5 Day Rainfall Forecast, 6 to 10 Day , 8 to 14 Day , Text, 30-Day Outook, 90-Day Outook, 120-Day Outlook
Almanac Information

Sunday August 19, 2018 the 231th Day of Year

Declination 12.450000
Distance 0.999717 AU
Rise 07:13 EDT Set 20:29 EDT
Transit Meridian 13:51 EDT
Civil Twilight Begins 06:49 EDT Ends 20:54 EDT

Calculations made for central point in the state.
Time in ET -- and will vary due to location and
elevation -- Priddy

Historical Weather And Climate Facts For Today

A small but powerful hurricane inflicted great havoc upon forests along a
narrow track from New Jersey to Maine. A similar storm track today would
cause extreme disaster in the now populated area. (David Ludlum)
'Never say die' Camille let loose a cloudburst in Virginia resulting in
flash floods and landslides which killed 151 persons and cause 140 million
dollars damage. Massies Hill VA received 27 inches of rain. (David Ludlum)
The temperature at San Antonio TX soared to an all-time record high of 108
degrees. (Sandra and TI Richard Sanders - 1987)
Thunderstorms moving out of southeastern Nebraska spread severe weather
into eastern Kansas and western Missouri during the day. Thunderstorms in
Nebraska produced hail three inches in diameter at Albion, and high winds
which downed a large tent at Waterloo injuring a dozen persons.
Thunderstorms in Kansas produced baseball size hail northwest of Topeka,
and wind gusts to 80 mph at Fulton. Ten persons were injured in a
thunderstorm at Princeton KS, and damage to crops in southern Franklin
County KS was estimated at 3.5 million dollars. (Storm Data) (The National
Weather Summary)
Raleigh NC reported a record hot temperature reading of 103 degrees.
Afternoon thunderstorms in Oklahoma produced wind gusts to 75 mph in
southern Pittsburgh County. Thunderstorms in Indiana produced 4.50 inches
of rain at Morgantown. (Storm Data) (The National Weather Summary)
Early morning thunderstorms deluged southeastern Delaware with six to ten
inches of rain in four to six hours, with local reports of 13 to 20 inches
of rain. Twenty-six major roads were closed or damaged, and fourteen
bridges were washed out. Flooding caused nearly four million dollars damage
to local businesses. (Storm Data) (The National Weather Summary)
...1999...A tornado (F0) touched down briefly near Crab Orchard (Lincoln, 
County, KY), rendering a trailer unsalvageable. The roof of the trailer was 
blown 200 feet. (NWS Louisville)

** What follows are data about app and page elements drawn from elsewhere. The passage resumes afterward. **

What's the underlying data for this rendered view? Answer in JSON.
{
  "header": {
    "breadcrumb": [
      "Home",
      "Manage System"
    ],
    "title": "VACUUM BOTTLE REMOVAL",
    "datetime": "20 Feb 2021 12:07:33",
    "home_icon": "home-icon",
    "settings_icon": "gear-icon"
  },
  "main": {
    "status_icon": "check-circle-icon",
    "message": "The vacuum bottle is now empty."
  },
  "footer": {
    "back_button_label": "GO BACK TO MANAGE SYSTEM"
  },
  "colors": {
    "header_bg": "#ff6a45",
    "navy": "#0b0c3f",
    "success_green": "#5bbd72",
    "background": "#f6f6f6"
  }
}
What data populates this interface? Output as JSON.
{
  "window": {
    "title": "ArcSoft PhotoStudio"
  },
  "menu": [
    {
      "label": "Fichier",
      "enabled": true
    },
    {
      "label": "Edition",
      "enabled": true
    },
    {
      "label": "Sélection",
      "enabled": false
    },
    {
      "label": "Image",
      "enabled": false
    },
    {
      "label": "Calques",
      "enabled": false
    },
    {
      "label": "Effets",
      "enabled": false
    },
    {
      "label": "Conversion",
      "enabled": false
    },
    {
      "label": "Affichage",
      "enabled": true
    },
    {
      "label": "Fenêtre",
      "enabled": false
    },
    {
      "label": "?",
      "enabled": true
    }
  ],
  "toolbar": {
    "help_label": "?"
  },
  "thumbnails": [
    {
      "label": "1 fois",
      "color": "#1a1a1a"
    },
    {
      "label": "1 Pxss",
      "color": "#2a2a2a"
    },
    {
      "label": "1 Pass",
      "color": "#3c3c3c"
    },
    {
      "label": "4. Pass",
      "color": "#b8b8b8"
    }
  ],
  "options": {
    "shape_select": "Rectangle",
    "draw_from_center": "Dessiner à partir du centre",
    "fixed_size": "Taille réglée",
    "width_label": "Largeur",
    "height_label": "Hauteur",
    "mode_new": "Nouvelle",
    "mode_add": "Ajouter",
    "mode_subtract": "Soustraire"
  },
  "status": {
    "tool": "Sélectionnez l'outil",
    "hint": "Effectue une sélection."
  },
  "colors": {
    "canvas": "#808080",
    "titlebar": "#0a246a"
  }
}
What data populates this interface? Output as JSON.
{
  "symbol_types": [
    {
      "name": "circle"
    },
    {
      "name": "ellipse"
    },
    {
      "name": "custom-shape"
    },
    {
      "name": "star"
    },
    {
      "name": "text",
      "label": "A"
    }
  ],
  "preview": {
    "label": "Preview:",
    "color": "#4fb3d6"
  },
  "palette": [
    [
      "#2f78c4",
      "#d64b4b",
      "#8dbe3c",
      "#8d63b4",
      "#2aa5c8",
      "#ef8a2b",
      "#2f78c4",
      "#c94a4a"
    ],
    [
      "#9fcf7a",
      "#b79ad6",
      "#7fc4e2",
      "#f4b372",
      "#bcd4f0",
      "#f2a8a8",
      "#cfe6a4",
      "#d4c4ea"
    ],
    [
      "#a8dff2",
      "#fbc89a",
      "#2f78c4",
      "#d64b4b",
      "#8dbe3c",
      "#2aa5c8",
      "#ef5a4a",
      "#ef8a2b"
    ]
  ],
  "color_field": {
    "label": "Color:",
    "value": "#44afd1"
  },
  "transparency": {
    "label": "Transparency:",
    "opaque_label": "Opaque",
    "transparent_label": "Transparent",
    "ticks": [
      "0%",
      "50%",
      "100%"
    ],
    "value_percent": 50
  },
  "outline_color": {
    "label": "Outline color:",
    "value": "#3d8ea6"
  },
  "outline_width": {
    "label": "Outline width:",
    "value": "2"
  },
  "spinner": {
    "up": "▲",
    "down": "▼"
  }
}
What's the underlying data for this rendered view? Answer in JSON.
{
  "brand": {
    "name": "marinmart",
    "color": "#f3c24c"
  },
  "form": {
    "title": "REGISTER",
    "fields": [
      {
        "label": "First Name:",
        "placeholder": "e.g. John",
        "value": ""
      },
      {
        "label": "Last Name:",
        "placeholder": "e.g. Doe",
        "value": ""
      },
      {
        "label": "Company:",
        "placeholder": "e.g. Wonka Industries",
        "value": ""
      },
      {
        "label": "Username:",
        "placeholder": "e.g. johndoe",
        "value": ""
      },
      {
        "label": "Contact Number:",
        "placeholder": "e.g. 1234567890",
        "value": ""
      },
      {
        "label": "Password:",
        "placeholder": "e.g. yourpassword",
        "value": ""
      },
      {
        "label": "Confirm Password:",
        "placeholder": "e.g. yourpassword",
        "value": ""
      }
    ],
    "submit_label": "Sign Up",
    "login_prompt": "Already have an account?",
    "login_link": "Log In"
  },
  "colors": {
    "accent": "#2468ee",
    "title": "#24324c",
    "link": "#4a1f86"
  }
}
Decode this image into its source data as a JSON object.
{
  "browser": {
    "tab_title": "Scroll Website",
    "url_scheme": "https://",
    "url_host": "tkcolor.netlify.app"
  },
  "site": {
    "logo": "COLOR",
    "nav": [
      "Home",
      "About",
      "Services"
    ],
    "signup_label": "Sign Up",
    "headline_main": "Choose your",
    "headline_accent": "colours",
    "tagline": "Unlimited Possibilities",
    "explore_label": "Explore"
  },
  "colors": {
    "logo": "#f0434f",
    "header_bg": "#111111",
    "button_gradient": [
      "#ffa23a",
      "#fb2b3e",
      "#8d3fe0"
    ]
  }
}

Ag Weather Center, Department of Biosystems & Agricultural Engineering, University of Kentucky